TASK INSTRUCTIONS: Copy out each line below containing "kind".

___ RECORDS SHOWN ___

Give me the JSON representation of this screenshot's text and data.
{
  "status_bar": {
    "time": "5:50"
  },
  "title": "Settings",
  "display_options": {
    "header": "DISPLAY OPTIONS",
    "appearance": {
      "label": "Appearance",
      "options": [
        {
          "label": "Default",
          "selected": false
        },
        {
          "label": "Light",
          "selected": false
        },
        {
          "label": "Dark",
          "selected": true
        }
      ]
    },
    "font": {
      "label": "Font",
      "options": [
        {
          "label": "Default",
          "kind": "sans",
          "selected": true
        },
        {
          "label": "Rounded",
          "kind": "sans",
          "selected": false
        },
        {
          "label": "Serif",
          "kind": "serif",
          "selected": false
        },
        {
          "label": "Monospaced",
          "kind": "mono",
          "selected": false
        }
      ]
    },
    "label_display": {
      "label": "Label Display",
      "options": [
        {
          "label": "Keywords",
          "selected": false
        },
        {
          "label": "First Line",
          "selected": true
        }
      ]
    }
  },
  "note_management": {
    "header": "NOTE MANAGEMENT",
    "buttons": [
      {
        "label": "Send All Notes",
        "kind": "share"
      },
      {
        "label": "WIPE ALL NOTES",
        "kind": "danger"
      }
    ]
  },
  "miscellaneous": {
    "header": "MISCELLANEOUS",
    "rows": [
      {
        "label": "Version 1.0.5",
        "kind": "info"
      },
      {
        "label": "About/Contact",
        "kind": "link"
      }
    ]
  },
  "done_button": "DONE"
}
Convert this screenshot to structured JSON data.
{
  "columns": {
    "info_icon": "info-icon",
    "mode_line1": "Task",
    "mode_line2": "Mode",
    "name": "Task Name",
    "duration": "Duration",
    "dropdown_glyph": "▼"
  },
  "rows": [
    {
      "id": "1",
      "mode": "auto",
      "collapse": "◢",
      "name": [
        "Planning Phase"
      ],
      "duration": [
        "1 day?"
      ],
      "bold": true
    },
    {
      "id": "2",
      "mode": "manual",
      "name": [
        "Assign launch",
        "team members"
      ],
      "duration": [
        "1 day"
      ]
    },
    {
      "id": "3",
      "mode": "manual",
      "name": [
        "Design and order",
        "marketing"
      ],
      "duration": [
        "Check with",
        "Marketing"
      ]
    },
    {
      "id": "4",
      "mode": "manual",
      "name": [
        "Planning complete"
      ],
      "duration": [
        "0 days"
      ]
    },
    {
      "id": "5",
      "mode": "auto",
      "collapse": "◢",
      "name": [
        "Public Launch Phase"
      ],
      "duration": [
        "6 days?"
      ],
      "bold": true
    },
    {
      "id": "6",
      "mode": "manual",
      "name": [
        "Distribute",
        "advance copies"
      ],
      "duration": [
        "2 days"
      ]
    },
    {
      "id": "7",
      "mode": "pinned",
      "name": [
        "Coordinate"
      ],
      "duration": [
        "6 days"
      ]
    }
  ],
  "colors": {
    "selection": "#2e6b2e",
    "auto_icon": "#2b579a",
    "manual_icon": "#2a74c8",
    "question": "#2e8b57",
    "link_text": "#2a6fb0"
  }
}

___

RESULT BELOW:
          "kind": "sans",
          "kind": "sans",
          "kind": "serif",
          "kind": "mono",
        "kind": "share"
        "kind": "danger"
        "kind": "info"
        "kind": "link"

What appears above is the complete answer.